Raw data ▸
+ + + + +
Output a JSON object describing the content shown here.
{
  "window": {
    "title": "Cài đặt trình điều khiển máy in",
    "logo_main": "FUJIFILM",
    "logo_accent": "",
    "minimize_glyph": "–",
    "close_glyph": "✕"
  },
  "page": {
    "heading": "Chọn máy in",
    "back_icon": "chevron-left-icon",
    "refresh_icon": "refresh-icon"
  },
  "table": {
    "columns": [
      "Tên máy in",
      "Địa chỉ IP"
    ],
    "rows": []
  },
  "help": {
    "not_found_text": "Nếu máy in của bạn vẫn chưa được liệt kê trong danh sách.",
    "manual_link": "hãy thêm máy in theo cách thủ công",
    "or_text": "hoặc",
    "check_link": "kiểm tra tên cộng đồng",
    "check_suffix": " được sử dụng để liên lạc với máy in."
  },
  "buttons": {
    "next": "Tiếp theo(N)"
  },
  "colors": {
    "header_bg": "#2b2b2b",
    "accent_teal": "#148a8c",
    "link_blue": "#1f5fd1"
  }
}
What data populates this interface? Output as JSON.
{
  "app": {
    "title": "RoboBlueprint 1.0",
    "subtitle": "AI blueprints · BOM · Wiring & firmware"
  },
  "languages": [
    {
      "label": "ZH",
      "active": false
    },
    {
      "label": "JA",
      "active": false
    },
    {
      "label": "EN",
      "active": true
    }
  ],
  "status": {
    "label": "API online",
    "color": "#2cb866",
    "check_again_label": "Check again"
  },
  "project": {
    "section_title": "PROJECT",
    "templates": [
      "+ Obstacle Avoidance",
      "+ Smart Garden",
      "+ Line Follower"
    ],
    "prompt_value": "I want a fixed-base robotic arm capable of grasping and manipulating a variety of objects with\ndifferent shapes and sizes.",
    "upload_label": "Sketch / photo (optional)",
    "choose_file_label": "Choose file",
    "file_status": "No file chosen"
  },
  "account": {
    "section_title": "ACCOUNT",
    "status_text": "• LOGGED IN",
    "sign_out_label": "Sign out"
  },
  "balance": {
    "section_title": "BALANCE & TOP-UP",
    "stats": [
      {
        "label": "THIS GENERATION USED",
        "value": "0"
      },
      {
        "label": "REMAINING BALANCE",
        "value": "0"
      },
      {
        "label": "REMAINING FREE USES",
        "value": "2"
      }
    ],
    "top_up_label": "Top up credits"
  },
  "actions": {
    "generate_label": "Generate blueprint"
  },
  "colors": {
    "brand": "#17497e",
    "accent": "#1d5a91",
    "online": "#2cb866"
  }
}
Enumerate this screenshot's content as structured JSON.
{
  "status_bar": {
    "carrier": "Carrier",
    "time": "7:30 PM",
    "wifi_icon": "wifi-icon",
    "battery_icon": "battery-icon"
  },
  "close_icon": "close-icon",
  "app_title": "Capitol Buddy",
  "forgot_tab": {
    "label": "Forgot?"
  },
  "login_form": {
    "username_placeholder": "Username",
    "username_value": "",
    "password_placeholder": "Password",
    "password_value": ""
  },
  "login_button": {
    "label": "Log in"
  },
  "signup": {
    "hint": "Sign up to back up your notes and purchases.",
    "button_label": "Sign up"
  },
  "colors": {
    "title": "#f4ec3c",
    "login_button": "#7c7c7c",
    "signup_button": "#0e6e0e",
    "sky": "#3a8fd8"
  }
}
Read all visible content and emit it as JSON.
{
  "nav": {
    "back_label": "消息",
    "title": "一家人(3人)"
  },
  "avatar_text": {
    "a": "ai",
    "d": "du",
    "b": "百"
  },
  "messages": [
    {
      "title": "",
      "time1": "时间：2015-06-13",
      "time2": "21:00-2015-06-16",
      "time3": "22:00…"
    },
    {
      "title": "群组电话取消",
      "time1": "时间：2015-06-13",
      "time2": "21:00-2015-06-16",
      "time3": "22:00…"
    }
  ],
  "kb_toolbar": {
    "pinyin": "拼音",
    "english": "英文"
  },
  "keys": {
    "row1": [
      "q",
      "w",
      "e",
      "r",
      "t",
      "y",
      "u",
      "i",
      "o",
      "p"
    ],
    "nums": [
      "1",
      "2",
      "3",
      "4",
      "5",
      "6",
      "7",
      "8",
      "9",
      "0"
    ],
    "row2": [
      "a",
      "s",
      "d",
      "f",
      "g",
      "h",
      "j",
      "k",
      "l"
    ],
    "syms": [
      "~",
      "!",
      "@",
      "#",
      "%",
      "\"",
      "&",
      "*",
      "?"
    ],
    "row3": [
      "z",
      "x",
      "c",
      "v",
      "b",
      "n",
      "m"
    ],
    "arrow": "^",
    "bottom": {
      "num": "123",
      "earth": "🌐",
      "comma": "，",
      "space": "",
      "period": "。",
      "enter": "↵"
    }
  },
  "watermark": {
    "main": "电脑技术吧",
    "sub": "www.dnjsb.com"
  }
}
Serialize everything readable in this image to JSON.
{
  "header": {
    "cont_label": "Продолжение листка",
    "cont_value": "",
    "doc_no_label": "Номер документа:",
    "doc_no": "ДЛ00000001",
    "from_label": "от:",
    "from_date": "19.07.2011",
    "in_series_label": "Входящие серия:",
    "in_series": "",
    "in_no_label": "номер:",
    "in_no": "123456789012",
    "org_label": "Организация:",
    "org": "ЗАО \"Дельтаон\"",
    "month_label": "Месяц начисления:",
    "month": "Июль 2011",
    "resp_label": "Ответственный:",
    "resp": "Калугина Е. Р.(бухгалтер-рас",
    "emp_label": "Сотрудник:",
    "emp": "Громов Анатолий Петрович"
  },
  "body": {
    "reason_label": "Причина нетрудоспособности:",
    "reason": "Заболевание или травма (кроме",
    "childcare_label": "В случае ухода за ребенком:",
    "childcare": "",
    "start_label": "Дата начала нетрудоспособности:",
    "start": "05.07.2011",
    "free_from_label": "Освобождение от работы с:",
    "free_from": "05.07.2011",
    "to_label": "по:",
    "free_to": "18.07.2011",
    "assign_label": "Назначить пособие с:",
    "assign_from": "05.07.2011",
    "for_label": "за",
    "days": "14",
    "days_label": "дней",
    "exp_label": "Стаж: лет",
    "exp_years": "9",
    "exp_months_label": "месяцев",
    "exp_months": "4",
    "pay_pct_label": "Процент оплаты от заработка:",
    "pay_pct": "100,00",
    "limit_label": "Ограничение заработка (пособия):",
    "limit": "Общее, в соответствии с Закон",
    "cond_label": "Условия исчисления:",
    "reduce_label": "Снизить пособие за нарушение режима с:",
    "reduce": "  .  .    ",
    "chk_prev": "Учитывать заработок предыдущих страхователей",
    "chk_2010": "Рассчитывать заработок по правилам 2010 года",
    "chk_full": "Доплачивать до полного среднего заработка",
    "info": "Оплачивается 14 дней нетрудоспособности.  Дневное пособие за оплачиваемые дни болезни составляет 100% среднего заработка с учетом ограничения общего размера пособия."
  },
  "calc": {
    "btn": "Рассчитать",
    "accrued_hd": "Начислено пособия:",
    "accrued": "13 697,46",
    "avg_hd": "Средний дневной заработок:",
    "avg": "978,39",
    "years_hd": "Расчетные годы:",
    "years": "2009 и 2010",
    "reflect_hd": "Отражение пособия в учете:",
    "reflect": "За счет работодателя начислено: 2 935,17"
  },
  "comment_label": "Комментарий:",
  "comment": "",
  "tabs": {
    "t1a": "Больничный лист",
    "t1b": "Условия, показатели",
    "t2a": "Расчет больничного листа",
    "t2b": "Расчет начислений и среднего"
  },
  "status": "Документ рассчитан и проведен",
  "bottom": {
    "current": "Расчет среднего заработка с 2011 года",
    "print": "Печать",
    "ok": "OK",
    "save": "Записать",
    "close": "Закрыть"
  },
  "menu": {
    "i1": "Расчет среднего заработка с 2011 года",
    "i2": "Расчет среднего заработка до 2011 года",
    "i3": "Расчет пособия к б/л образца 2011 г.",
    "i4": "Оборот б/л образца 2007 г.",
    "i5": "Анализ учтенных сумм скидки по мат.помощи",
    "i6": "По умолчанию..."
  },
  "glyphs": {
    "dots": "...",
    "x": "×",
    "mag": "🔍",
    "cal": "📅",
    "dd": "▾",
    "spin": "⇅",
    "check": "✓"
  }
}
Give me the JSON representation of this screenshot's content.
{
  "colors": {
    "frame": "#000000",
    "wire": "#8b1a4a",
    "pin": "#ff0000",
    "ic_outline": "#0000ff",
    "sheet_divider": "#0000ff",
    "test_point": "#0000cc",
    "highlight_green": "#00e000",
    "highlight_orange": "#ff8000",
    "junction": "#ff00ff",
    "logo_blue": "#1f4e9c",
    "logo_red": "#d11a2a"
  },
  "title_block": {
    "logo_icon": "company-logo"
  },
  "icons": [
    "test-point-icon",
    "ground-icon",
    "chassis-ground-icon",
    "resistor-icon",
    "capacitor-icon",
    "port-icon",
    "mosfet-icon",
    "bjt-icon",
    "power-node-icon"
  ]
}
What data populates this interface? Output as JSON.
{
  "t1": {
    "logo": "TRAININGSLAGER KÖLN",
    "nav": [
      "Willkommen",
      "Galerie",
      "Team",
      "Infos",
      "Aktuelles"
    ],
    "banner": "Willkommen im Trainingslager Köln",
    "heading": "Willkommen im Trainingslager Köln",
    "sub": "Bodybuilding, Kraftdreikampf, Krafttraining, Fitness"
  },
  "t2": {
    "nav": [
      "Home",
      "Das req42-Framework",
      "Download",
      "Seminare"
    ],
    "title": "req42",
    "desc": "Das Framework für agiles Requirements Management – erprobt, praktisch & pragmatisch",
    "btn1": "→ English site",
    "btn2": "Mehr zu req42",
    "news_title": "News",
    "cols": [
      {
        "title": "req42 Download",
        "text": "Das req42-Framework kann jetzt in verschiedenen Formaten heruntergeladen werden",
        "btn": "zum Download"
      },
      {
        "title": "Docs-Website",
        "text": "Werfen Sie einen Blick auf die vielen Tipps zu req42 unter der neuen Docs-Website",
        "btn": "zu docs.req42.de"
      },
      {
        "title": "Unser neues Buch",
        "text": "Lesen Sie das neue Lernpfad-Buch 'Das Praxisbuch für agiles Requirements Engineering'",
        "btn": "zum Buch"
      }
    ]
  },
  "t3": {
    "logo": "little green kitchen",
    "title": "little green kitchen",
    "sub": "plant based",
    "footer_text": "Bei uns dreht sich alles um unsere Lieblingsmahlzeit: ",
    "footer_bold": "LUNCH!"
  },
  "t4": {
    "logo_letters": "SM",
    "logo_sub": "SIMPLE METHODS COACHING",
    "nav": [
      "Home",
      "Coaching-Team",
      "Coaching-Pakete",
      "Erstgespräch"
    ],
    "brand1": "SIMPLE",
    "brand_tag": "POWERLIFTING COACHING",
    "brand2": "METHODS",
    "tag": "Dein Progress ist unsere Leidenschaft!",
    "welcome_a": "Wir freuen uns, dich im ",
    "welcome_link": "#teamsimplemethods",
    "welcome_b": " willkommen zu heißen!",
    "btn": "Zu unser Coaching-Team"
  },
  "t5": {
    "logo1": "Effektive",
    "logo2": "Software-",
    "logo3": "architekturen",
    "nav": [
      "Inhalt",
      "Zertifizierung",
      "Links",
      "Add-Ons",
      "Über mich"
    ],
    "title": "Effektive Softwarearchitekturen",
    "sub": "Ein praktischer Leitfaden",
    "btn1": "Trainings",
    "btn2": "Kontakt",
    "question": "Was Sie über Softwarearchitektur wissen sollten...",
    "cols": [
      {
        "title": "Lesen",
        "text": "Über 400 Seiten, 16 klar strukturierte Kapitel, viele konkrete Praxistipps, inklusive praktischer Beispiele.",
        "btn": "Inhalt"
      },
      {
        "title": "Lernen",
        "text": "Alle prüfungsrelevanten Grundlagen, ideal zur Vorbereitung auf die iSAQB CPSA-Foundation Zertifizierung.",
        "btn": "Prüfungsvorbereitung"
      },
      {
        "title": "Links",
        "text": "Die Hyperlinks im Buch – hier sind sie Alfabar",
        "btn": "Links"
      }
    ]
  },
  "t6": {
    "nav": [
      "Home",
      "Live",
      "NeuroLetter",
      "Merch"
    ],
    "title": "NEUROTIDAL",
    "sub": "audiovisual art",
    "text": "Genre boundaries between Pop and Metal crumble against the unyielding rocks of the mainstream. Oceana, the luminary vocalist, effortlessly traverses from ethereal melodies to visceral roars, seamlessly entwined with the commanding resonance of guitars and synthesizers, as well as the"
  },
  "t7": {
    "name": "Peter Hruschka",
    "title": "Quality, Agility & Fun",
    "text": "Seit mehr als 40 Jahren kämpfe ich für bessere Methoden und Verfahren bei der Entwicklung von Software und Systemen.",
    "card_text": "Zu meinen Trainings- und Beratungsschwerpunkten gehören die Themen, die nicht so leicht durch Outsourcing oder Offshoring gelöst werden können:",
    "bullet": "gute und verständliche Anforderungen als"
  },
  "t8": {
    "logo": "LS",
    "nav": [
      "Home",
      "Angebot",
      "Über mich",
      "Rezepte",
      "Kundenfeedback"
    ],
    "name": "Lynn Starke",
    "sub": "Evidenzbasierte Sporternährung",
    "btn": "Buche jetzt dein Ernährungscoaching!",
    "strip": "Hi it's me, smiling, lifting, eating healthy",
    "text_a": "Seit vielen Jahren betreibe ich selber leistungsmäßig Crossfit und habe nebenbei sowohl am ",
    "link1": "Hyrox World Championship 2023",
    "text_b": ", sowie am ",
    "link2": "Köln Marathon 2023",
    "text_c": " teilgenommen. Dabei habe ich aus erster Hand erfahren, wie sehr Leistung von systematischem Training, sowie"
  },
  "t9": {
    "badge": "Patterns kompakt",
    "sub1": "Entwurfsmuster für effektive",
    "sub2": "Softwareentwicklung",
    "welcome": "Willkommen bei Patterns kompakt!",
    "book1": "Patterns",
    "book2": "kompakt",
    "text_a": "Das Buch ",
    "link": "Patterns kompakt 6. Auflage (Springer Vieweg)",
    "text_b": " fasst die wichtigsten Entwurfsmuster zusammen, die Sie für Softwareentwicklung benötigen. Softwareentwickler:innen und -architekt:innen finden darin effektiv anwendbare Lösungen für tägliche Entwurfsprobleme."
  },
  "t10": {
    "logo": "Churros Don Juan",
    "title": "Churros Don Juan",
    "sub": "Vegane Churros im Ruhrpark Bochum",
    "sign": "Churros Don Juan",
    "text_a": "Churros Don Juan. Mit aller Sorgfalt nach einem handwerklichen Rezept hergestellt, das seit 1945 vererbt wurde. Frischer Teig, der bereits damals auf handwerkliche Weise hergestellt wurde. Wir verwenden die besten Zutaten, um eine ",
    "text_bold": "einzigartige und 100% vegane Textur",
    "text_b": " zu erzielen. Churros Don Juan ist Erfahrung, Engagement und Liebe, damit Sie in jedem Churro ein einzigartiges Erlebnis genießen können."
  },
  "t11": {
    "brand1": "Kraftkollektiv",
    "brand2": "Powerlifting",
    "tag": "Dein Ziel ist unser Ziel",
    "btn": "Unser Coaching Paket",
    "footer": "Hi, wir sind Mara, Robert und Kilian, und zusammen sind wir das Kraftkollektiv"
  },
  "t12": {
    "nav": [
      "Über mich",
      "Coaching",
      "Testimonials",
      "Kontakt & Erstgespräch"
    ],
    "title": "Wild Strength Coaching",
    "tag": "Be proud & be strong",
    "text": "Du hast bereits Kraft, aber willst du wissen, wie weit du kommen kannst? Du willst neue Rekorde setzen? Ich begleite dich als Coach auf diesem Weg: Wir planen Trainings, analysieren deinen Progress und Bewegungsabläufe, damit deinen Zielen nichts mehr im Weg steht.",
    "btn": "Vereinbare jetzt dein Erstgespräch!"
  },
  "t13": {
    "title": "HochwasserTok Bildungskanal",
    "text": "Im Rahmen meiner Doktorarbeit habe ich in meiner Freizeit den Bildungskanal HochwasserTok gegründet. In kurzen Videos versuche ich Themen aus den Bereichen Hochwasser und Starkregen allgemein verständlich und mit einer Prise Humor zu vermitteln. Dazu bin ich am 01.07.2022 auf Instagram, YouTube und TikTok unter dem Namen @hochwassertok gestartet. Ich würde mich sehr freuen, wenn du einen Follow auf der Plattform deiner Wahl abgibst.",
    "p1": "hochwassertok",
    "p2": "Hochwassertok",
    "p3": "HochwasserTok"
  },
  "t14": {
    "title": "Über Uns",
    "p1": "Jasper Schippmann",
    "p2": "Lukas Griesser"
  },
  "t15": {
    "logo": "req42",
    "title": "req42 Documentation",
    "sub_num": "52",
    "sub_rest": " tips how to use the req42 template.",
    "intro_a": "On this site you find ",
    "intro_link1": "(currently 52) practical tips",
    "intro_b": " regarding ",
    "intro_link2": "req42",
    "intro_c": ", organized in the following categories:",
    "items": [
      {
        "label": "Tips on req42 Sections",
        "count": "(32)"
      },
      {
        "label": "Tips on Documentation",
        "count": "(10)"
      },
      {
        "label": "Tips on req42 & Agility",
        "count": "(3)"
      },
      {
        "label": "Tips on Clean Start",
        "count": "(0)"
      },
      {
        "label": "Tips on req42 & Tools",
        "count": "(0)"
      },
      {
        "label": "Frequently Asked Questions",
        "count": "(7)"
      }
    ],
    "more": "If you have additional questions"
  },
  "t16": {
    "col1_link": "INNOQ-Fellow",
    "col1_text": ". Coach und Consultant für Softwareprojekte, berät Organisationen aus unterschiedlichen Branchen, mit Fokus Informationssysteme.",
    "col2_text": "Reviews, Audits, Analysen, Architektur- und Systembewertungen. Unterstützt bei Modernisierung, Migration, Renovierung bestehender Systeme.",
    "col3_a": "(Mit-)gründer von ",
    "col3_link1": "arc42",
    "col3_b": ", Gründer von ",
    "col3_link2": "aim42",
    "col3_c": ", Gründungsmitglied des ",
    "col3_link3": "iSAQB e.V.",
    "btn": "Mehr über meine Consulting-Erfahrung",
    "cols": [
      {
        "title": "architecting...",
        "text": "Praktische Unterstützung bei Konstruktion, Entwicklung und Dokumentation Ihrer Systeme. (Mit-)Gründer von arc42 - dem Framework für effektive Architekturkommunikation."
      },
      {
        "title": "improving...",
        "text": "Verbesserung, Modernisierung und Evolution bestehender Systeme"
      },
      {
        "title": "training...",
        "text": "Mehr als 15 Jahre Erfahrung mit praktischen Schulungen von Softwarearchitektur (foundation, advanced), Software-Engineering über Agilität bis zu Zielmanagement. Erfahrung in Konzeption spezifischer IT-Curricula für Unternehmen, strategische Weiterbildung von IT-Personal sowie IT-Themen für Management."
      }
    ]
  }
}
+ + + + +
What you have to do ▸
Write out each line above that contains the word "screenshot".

Answer section ▸
Enumerate this screenshot's content as structured JSON.
Give me the JSON representation of this screenshot's content.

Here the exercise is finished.